### [MATERIAL SHOWN]

--------------------------------

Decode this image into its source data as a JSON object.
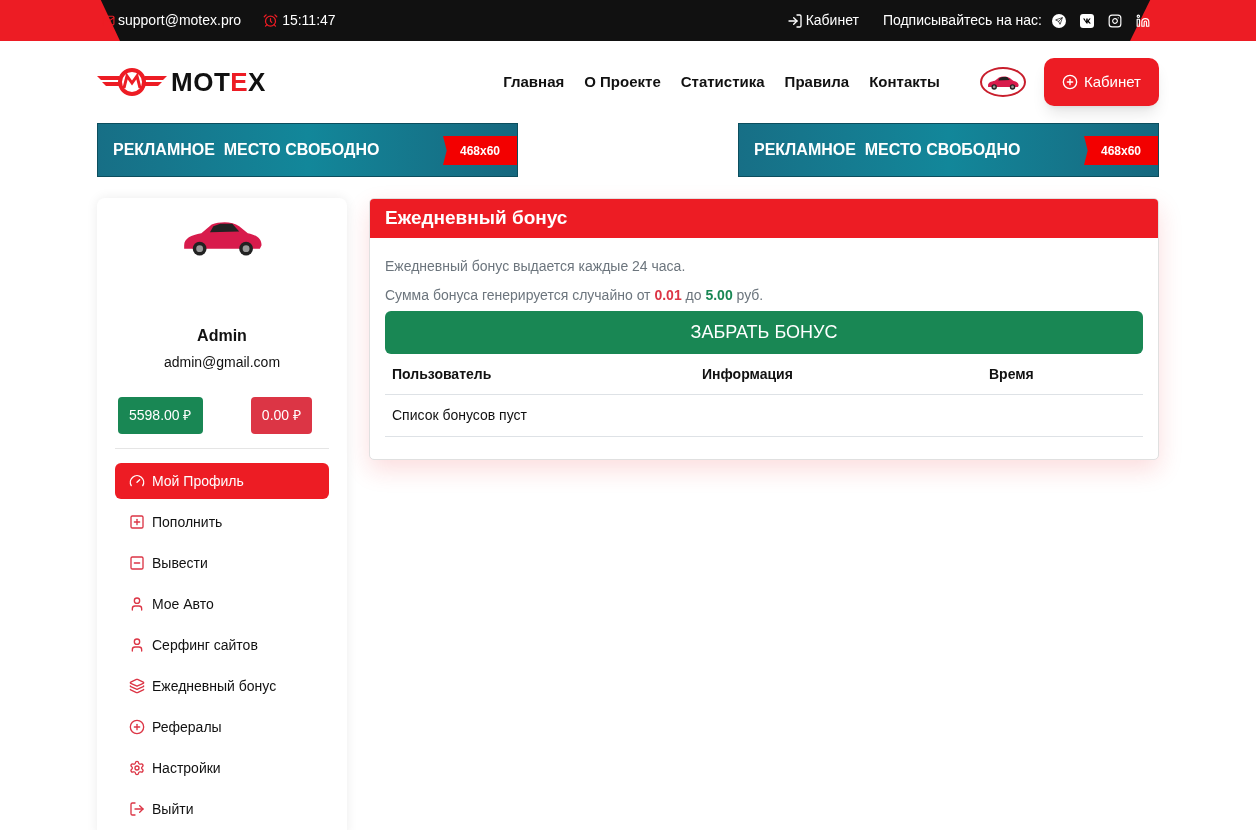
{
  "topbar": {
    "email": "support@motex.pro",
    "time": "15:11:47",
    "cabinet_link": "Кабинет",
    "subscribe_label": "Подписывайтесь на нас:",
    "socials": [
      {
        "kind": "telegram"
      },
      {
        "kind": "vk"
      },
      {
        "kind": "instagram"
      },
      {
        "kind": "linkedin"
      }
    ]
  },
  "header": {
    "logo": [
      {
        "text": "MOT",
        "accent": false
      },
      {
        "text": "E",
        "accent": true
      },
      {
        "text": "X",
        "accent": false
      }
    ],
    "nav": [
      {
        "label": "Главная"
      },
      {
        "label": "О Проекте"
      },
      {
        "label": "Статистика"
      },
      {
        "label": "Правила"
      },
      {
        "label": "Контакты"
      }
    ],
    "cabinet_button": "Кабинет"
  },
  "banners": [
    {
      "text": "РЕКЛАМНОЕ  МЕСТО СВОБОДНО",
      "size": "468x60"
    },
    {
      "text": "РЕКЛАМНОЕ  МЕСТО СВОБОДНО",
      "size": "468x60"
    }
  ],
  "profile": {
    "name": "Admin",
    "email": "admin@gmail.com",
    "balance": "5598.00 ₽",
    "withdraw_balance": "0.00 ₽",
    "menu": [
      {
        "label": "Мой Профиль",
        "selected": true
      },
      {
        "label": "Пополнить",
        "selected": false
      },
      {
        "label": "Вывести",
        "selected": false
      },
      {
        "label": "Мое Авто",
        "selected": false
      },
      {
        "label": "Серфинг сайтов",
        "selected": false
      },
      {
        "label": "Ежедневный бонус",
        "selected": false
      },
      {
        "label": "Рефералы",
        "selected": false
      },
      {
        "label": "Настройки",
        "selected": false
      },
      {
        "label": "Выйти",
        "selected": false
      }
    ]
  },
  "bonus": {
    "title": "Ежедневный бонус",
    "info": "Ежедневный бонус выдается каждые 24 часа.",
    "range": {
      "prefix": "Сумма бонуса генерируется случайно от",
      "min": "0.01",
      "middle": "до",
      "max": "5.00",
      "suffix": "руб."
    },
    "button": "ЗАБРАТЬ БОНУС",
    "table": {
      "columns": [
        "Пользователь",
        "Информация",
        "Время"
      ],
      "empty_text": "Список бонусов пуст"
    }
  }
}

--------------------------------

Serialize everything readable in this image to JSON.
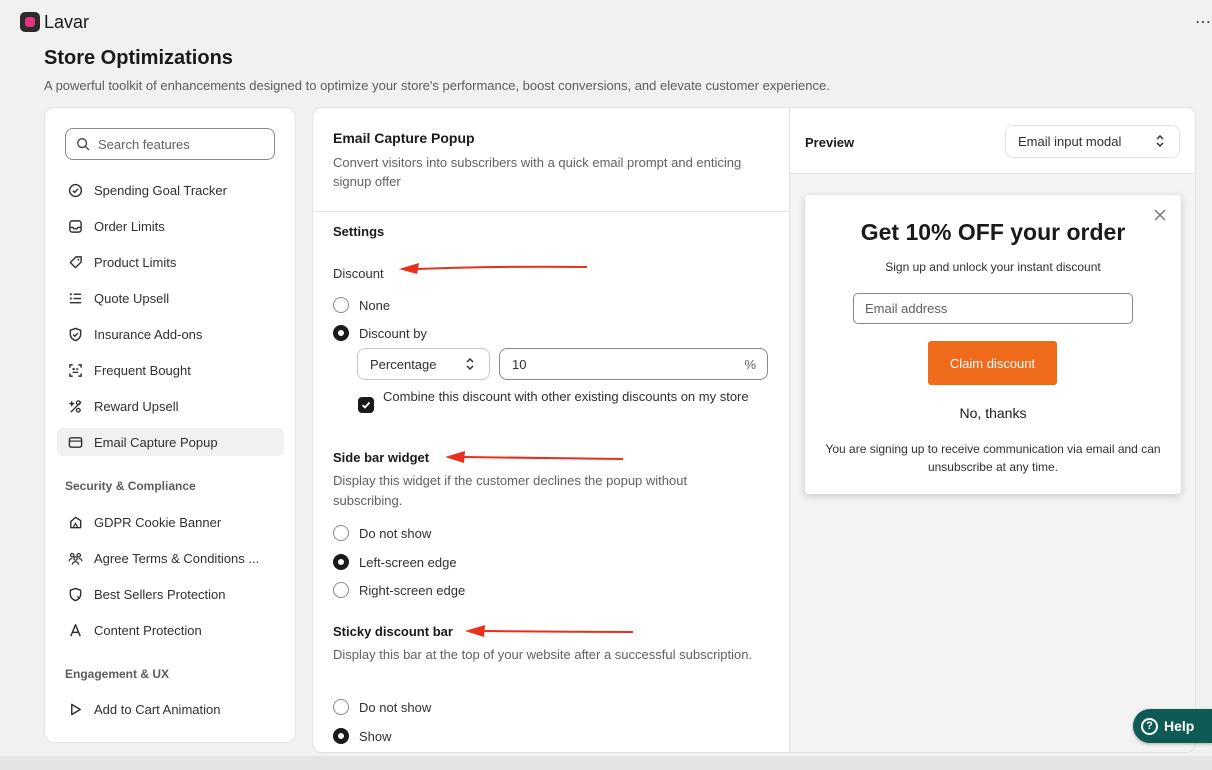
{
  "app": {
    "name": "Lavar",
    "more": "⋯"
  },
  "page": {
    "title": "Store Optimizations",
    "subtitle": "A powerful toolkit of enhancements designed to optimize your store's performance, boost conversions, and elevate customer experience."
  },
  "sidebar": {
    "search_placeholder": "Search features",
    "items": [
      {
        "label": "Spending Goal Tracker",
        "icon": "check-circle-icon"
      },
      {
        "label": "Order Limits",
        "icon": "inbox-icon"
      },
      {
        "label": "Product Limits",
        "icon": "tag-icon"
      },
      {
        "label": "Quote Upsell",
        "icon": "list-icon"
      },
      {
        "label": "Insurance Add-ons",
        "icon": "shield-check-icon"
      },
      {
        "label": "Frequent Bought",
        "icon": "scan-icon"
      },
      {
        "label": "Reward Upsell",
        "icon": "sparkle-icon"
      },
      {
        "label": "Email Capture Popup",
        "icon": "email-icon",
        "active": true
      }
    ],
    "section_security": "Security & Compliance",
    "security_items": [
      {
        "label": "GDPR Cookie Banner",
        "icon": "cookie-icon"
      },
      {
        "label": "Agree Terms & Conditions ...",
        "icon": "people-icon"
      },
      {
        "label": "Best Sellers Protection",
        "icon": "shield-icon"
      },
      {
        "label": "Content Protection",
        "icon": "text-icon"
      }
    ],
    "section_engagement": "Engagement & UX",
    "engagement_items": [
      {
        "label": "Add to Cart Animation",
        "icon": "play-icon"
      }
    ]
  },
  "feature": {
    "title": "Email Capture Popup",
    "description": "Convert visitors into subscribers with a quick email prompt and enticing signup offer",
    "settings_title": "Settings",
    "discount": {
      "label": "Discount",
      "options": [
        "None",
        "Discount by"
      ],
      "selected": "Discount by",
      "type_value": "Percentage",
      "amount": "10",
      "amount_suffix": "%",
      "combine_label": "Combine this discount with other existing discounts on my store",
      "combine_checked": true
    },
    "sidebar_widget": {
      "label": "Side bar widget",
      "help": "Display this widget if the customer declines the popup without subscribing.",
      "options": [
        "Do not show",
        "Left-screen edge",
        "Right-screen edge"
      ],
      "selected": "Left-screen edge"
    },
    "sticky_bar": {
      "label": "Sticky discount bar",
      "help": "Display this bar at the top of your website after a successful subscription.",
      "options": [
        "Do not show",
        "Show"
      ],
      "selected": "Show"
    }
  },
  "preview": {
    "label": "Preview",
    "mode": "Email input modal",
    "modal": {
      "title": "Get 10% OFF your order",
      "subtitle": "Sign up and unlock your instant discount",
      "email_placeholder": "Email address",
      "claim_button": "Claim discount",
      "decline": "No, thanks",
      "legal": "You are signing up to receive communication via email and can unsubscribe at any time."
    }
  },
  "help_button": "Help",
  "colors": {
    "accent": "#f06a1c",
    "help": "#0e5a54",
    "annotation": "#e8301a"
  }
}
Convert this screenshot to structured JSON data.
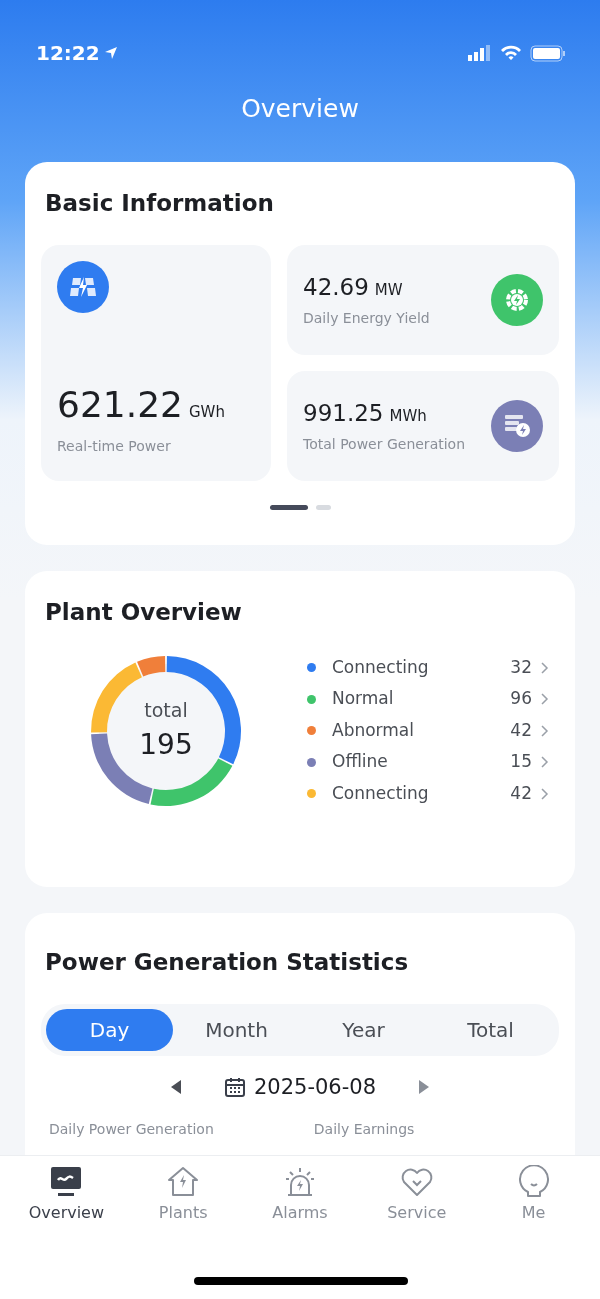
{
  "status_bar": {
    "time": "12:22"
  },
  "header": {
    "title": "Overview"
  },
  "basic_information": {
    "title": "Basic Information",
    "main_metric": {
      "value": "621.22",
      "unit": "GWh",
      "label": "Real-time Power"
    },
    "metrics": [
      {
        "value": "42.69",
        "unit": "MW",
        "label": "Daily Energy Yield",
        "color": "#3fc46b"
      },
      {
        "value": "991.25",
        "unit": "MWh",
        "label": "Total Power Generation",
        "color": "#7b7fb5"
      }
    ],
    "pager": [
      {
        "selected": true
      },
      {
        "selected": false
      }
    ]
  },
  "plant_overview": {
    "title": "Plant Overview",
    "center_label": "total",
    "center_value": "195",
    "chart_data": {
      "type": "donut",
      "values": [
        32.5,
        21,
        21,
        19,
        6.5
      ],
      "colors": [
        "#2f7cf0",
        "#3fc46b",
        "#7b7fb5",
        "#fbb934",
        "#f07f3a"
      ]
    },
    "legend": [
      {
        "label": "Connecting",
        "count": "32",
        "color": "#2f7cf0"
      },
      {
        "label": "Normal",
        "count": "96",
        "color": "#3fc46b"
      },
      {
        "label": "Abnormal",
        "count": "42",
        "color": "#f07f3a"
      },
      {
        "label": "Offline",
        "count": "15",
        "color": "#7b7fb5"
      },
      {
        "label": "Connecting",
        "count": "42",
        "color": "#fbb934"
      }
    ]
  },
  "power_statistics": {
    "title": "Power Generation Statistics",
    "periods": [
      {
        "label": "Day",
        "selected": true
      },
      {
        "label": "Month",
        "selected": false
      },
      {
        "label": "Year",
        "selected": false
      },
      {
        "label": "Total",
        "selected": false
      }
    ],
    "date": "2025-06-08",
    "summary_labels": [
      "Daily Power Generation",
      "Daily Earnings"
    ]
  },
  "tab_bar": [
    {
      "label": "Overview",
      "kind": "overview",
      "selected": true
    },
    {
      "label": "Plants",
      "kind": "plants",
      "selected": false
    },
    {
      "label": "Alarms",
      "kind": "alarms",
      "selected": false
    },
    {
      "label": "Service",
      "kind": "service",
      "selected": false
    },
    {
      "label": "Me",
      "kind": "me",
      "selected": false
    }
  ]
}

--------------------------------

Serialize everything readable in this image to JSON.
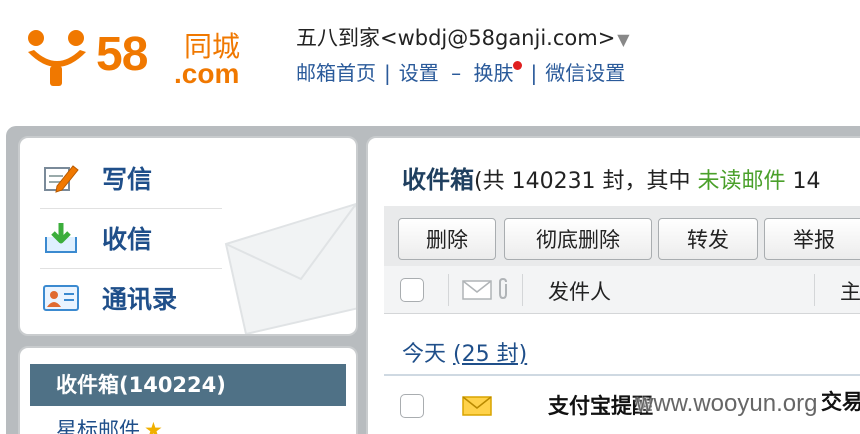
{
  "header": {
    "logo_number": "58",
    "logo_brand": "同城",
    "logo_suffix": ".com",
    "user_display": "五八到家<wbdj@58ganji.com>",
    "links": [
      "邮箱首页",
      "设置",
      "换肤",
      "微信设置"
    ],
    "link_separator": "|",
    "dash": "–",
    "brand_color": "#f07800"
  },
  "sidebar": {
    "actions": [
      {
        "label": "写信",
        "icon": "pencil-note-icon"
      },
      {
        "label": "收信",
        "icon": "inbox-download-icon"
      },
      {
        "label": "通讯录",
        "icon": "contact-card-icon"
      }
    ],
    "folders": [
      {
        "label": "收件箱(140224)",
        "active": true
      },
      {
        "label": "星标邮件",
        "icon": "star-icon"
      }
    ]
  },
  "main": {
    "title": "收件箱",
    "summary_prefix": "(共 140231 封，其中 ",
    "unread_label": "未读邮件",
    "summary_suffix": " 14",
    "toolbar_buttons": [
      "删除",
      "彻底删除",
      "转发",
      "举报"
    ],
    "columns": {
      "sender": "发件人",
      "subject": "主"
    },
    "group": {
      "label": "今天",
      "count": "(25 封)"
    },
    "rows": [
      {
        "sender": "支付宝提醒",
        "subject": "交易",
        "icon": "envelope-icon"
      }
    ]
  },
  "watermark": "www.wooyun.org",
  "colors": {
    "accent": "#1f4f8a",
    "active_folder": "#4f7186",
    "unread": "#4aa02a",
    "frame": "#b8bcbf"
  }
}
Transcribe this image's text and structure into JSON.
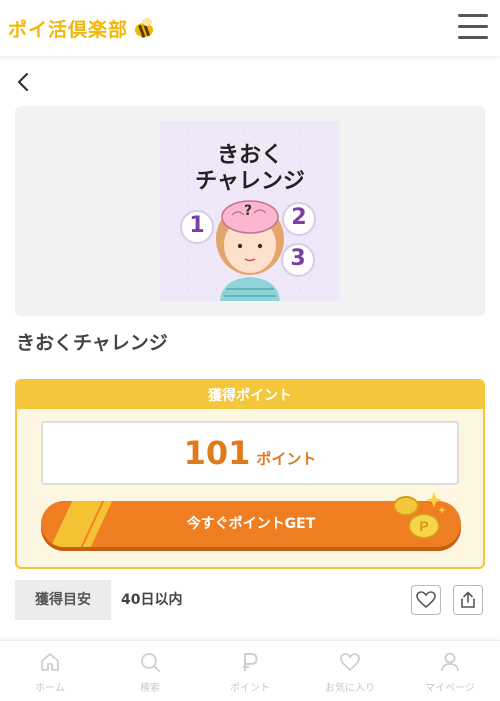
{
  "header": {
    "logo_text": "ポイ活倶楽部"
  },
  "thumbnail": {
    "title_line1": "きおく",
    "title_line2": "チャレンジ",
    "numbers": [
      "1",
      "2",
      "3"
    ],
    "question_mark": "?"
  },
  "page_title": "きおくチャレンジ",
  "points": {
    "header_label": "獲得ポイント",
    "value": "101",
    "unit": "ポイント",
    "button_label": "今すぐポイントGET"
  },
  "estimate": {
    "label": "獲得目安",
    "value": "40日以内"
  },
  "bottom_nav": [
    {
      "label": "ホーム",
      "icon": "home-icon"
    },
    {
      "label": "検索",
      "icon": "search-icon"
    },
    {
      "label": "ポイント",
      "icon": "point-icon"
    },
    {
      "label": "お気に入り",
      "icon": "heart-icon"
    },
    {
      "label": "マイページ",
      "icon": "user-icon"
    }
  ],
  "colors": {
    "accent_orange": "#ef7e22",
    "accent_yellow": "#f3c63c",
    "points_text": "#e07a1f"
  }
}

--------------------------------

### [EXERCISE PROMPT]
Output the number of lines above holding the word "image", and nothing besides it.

### [EXERCISE RESULT]
4